The story on the surface does feel somewhat thin and flimsy, however, as you make your way through it, it gathers decent layers to it. You have The Joker with his master plan to take over Arkham Island and then eventually to conquer Gotham. The manner of which he hopes to accomplish this ambitious feat feels a bit outrageous until you begin to unlock those pieces of data that I mentioned earlier and start learning about how he implemented this unbelievable plan to begin with. The meticulous planning and patience and foresight to see this thing through to the end—it shines a big spotlight on the intellectual prowess of his character, which is one of the many reasons why I’m so fascinated with him (he’s my favourite character from the franchise, which probably isn’t a surprise for folx who know me well.) I love stories that acquire more depth as players uncover secrets and hidden objects. For me, it’s a superb way to ensure that a game will have replay value, making it worth the dollars that I sink into it, as well as giving value to all of the time and mental energy that I devote to it as well.

Batman Arkham Asylum 04

I don’t think any of these things would feel so brilliantly crafted if not for the astounding voice acting.
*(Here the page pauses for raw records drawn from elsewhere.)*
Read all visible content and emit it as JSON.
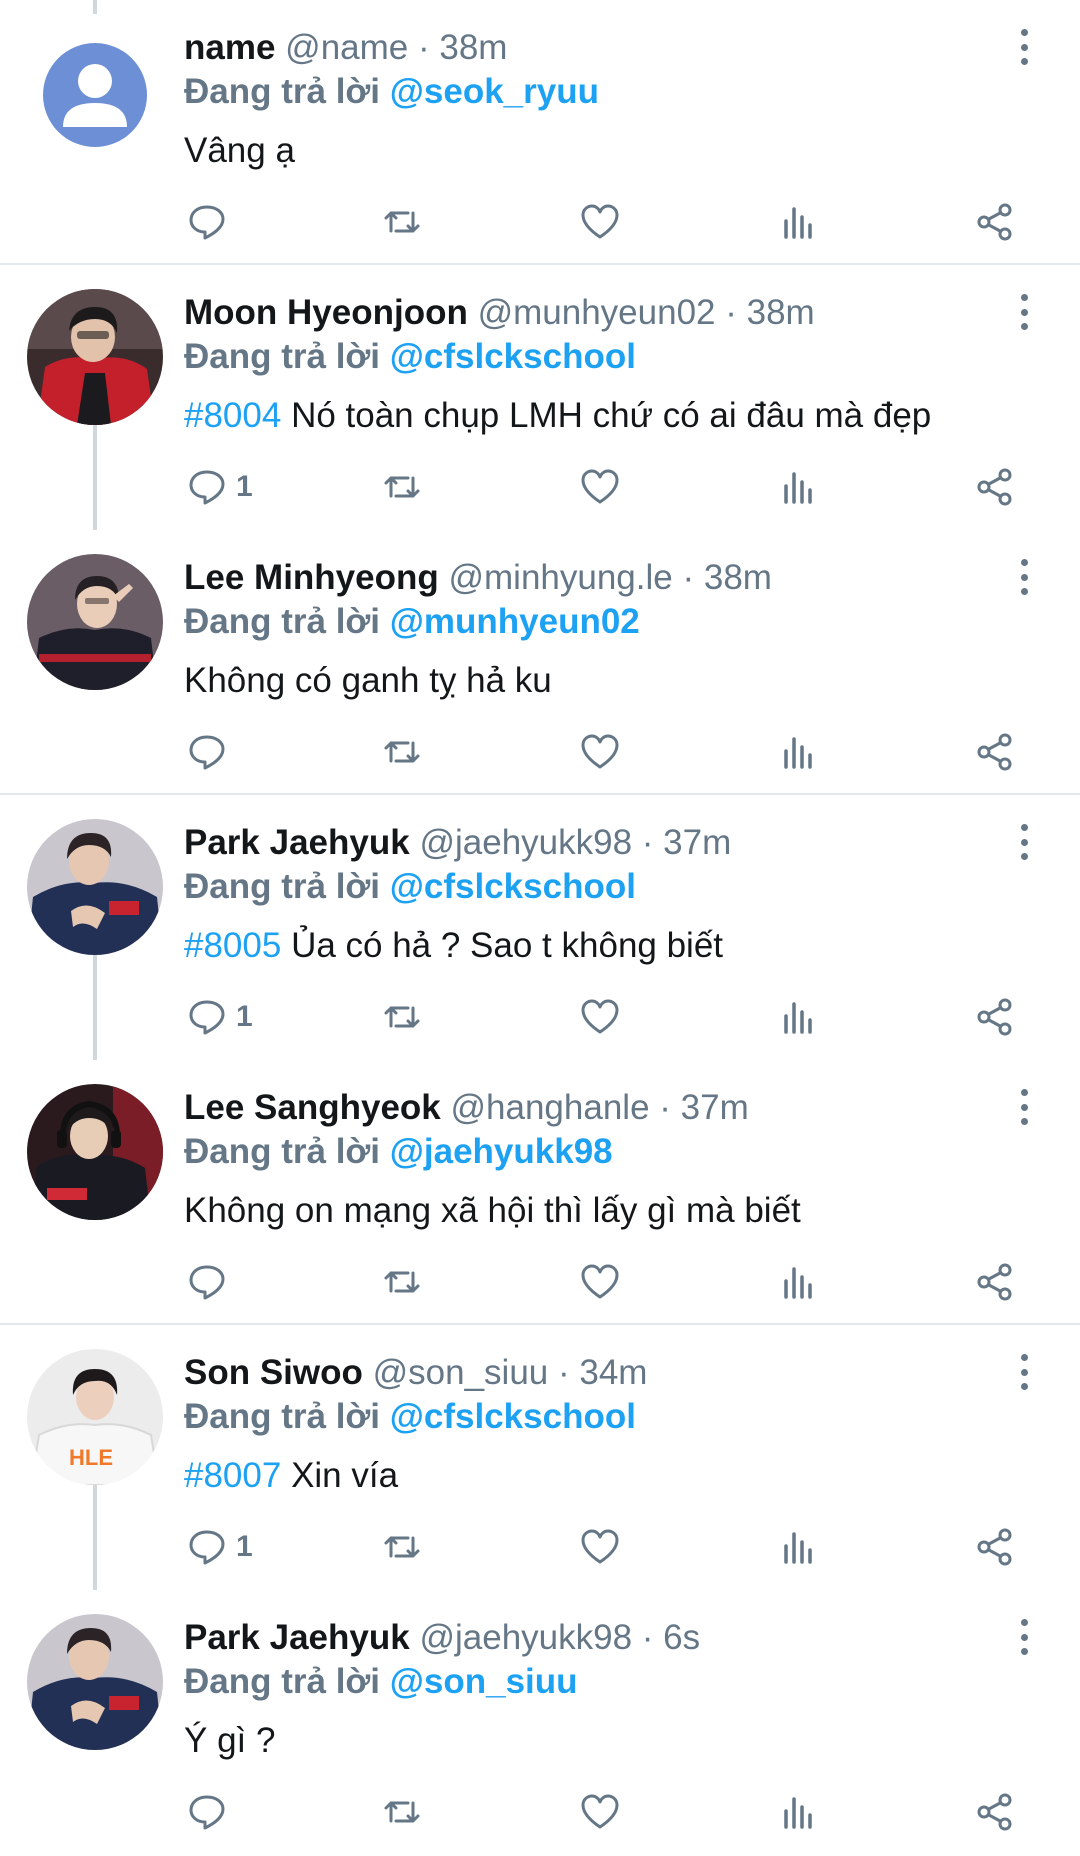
{
  "replying_prefix": "Đang trả lời",
  "colors": {
    "link": "#1da1f2",
    "secondary_text": "#657786",
    "primary_text": "#14171a",
    "thread_line": "#d0d8de",
    "divider": "#e3e8ec"
  },
  "tweets": [
    {
      "display_name": "name",
      "handle": "@name",
      "time": "38m",
      "replying_to": "@seok_ryuu",
      "hashtag": "",
      "text": "Vâng ạ",
      "reply_count": "",
      "avatar": "default-user-icon"
    },
    {
      "display_name": "Moon Hyeonjoon",
      "handle": "@munhyeun02",
      "time": "38m",
      "replying_to": "@cfslckschool",
      "hashtag": "#8004",
      "text": "Nó toàn chụp LMH chứ có ai đâu mà đẹp",
      "reply_count": "1",
      "avatar": "photo-red-jacket"
    },
    {
      "display_name": "Lee Minhyeong",
      "handle": "@minhyung.le",
      "time": "38m",
      "replying_to": "@munhyeun02",
      "hashtag": "",
      "text": "Không có ganh tỵ hả ku",
      "reply_count": "",
      "avatar": "photo-dark-jersey"
    },
    {
      "display_name": "Park Jaehyuk",
      "handle": "@jaehyukk98",
      "time": "37m",
      "replying_to": "@cfslckschool",
      "hashtag": "#8005",
      "text": "Ủa có hả ? Sao t không biết",
      "reply_count": "1",
      "avatar": "photo-navy-jersey"
    },
    {
      "display_name": "Lee Sanghyeok",
      "handle": "@hanghanle",
      "time": "37m",
      "replying_to": "@jaehyukk98",
      "hashtag": "",
      "text": "Không on mạng xã hội thì lấy gì mà biết",
      "reply_count": "",
      "avatar": "photo-headset"
    },
    {
      "display_name": "Son Siwoo",
      "handle": "@son_siuu",
      "time": "34m",
      "replying_to": "@cfslckschool",
      "hashtag": "#8007",
      "text": "Xin vía",
      "reply_count": "1",
      "avatar": "photo-white-jersey"
    },
    {
      "display_name": "Park Jaehyuk",
      "handle": "@jaehyukk98",
      "time": "6s",
      "replying_to": "@son_siuu",
      "hashtag": "",
      "text": "Ý gì ?",
      "reply_count": "",
      "avatar": "photo-navy-jersey"
    }
  ]
}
Veterans from The Animated Series return and pick up the mantle to make Batman: Arkham Asylum the work of genius that it truly is. Mark Hamill’s Joker is positively unbeatable on virtual stages, and no one can capture Bruce Wayne’s broody yet self-entitled, arrogant disposition the way that Kevin Conroy can.

If I had to criticise something, it would be the gameplay with regard to a couple of the boss fights. They aren’t the gigantic bosses either, more like mini-boss encounters. They are done in a specific manner, which is basically prep work for the final fight with Joker at the end. My only gripe is that it became slightly tedious at some points and tiresome in a way that was uninspiring. If they had cool twists to them and evolved more with each new encounter, I would have appreciated them far more than I did. They still aren’t bad, by far, more so when you consider that most main boss fights are quite different. Nonetheless, I wish they had more creativity to offer.

All in all, Batman: Arkham Asylum  is most decidedly one of the best fucking games that I have ever had the pleasure of playing (and replaying) and I’m so happy that I took the time to review it. My appreciation for the franchise and also for what this title has accomplished, not only for said franchise, but also for the art of video games in general, has grown quite exponentially. It’s just such a damn good and wonderfully fun experience to sink into. If you are a fan of the Batman universe but haven’t ever played Arkham Asylum, then I highly, highly recommend that you check it out. If you’ve been interested in getting more acclimated with Batman, yet haven’t for whatever reason, maybe because you’re unsure of where to begin, I think this is a nice place to start. As I mentioned earlier, the game does provide information on which comics to read for certain characters and villains, and would make a terrific platform for newbies, as well as hardcore, diehard fans.

pink divider thingy

PC: Steam
PC: Epic Games
PlayStation 3
PlayStation 4
XBOX 360

pink flower banner

brown end of post



4 thoughts on “Batman: Arkham Asylum – A Gismo-Fuelled Ride of Badassery Inspired by the Dark Knight’s Comic Book Origins

  1. Pingback: Batman: Arkham Knight – Effortless Fighting Meets Cumbersome Combat Driving – Video Game First Impressions | BiblioNyan

  2. Pingback: Batman: Arkham City (PC) – A Supremely Splendid Open-World Stealth Game with Brilliant Boss Fights & Familiar Old Villains | BiblioNyan

  3. An excellent start to a mainly excellent game series. It is the Batman game we had been waiting for since The Adventures of Batman and Robin came out in 1994 on the SNES!

Comments are closed.